INFORMATION: Begin
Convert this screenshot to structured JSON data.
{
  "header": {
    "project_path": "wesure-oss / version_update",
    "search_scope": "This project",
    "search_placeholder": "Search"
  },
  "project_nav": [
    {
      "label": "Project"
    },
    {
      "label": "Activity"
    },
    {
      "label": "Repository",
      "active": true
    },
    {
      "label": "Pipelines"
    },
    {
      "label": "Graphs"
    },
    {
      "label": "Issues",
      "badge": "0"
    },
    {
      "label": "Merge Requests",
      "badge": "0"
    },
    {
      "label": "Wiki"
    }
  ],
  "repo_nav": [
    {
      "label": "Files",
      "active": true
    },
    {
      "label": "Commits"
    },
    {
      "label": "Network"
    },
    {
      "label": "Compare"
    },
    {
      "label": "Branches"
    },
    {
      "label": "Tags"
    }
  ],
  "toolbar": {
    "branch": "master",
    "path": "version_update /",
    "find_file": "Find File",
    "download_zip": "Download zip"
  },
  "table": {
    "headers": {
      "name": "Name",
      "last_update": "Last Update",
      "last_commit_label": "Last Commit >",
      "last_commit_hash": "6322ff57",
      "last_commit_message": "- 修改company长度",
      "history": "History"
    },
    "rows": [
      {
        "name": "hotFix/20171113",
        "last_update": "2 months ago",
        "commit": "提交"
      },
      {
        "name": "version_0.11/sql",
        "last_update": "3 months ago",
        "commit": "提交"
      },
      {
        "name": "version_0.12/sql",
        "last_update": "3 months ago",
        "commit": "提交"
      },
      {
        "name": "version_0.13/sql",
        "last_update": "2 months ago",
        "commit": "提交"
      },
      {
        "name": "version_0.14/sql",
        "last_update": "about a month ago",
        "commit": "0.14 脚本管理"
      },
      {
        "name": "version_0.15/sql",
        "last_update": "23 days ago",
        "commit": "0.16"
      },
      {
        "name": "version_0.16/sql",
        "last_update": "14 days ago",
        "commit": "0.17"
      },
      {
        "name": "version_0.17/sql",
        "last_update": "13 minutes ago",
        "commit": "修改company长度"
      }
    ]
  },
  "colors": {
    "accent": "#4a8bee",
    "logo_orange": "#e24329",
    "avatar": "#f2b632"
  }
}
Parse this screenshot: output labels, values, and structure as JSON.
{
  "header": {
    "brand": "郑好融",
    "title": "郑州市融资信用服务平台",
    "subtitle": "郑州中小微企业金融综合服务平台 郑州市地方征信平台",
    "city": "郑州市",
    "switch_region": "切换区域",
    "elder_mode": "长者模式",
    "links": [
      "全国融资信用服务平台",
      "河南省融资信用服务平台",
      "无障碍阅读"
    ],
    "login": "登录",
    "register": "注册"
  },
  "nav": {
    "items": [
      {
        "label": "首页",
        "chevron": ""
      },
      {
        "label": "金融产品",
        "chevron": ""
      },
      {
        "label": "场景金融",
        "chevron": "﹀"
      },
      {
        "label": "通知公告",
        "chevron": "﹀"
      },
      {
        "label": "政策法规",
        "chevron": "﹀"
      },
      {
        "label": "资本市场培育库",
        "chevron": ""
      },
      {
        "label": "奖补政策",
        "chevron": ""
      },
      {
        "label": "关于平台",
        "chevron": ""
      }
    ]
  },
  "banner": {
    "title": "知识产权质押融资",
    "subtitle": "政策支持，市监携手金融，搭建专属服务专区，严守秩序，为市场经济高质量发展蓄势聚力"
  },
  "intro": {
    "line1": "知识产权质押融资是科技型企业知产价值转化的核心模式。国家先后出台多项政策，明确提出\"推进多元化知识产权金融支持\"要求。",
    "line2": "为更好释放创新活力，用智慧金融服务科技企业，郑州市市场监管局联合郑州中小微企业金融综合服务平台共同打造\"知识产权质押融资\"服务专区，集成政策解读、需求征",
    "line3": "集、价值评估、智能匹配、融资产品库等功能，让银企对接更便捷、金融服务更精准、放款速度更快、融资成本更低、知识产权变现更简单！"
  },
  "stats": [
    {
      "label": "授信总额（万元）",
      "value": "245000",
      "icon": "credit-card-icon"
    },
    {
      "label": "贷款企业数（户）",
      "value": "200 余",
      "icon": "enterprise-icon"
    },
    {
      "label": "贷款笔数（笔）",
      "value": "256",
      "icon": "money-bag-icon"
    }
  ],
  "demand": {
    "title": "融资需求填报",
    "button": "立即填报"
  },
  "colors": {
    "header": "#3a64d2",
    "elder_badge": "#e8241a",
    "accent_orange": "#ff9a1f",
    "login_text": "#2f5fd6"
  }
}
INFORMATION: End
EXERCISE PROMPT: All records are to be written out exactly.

TASK RESULT:
Convert this screenshot to structured JSON data.
{
  "header": {
    "project_path": "wesure-oss / version_update",
    "search_scope": "This project",
    "search_placeholder": "Search"
  },
  "project_nav": [
    {
      "label": "Project"
    },
    {
      "label": "Activity"
    },
    {
      "label": "Repository",
      "active": true
    },
    {
      "label": "Pipelines"
    },
    {
      "label": "Graphs"
    },
    {
      "label": "Issues",
      "badge": "0"
    },
    {
      "label": "Merge Requests",
      "badge": "0"
    },
    {
      "label": "Wiki"
    }
  ],
  "repo_nav": [
    {
      "label": "Files",
      "active": true
    },
    {
      "label": "Commits"
    },
    {
      "label": "Network"
    },
    {
      "label": "Compare"
    },
    {
      "label": "Branches"
    },
    {
      "label": "Tags"
    }
  ],
  "toolbar": {
    "branch": "master",
    "path": "version_update /",
    "find_file": "Find File",
    "download_zip": "Download zip"
  },
  "table": {
    "headers": {
      "name": "Name",
      "last_update": "Last Update",
      "last_commit_label": "Last Commit >",
      "last_commit_hash": "6322ff57",
      "last_commit_message": "- 修改company长度",
      "history": "History"
    },
    "rows": [
      {
        "name": "hotFix/20171113",
        "last_update": "2 months ago",
        "commit": "提交"
      },
      {
        "name": "version_0.11/sql",
        "last_update": "3 months ago",
        "commit": "提交"
      },
      {
        "name": "version_0.12/sql",
        "last_update": "3 months ago",
        "commit": "提交"
      },
      {
        "name": "version_0.13/sql",
        "last_update": "2 months ago",
        "commit": "提交"
      },
      {
        "name": "version_0.14/sql",
        "last_update": "about a month ago",
        "commit": "0.14 脚本管理"
      },
      {
        "name": "version_0.15/sql",
        "last_update": "23 days ago",
        "commit": "0.16"
      },
      {
        "name": "version_0.16/sql",
        "last_update": "14 days ago",
        "commit": "0.17"
      },
      {
        "name": "version_0.17/sql",
        "last_update": "13 minutes ago",
        "commit": "修改company长度"
      }
    ]
  },
  "colors": {
    "accent": "#4a8bee",
    "logo_orange": "#e24329",
    "avatar": "#f2b632"
  }
}
Parse this screenshot: output labels, values, and structure as JSON.
{
  "header": {
    "brand": "郑好融",
    "title": "郑州市融资信用服务平台",
    "subtitle": "郑州中小微企业金融综合服务平台 郑州市地方征信平台",
    "city": "郑州市",
    "switch_region": "切换区域",
    "elder_mode": "长者模式",
    "links": [
      "全国融资信用服务平台",
      "河南省融资信用服务平台",
      "无障碍阅读"
    ],
    "login": "登录",
    "register": "注册"
  },
  "nav": {
    "items": [
      {
        "label": "首页",
        "chevron": ""
      },
      {
        "label": "金融产品",
        "chevron": ""
      },
      {
        "label": "场景金融",
        "chevron": "﹀"
      },
      {
        "label": "通知公告",
        "chevron": "﹀"
      },
      {
        "label": "政策法规",
        "chevron": "﹀"
      },
      {
        "label": "资本市场培育库",
        "chevron": ""
      },
      {
        "label": "奖补政策",
        "chevron": ""
      },
      {
        "label": "关于平台",
        "chevron": ""
      }
    ]
  },
  "banner": {
    "title": "知识产权质押融资",
    "subtitle": "政策支持，市监携手金融，搭建专属服务专区，严守秩序，为市场经济高质量发展蓄势聚力"
  },
  "intro": {
    "line1": "知识产权质押融资是科技型企业知产价值转化的核心模式。国家先后出台多项政策，明确提出\"推进多元化知识产权金融支持\"要求。",
    "line2": "为更好释放创新活力，用智慧金融服务科技企业，郑州市市场监管局联合郑州中小微企业金融综合服务平台共同打造\"知识产权质押融资\"服务专区，集成政策解读、需求征",
    "line3": "集、价值评估、智能匹配、融资产品库等功能，让银企对接更便捷、金融服务更精准、放款速度更快、融资成本更低、知识产权变现更简单！"
  },
  "stats": [
    {
      "label": "授信总额（万元）",
      "value": "245000",
      "icon": "credit-card-icon"
    },
    {
      "label": "贷款企业数（户）",
      "value": "200 余",
      "icon": "enterprise-icon"
    },
    {
      "label": "贷款笔数（笔）",
      "value": "256",
      "icon": "money-bag-icon"
    }
  ],
  "demand": {
    "title": "融资需求填报",
    "button": "立即填报"
  },
  "colors": {
    "header": "#3a64d2",
    "elder_badge": "#e8241a",
    "accent_orange": "#ff9a1f",
    "login_text": "#2f5fd6"
  }
}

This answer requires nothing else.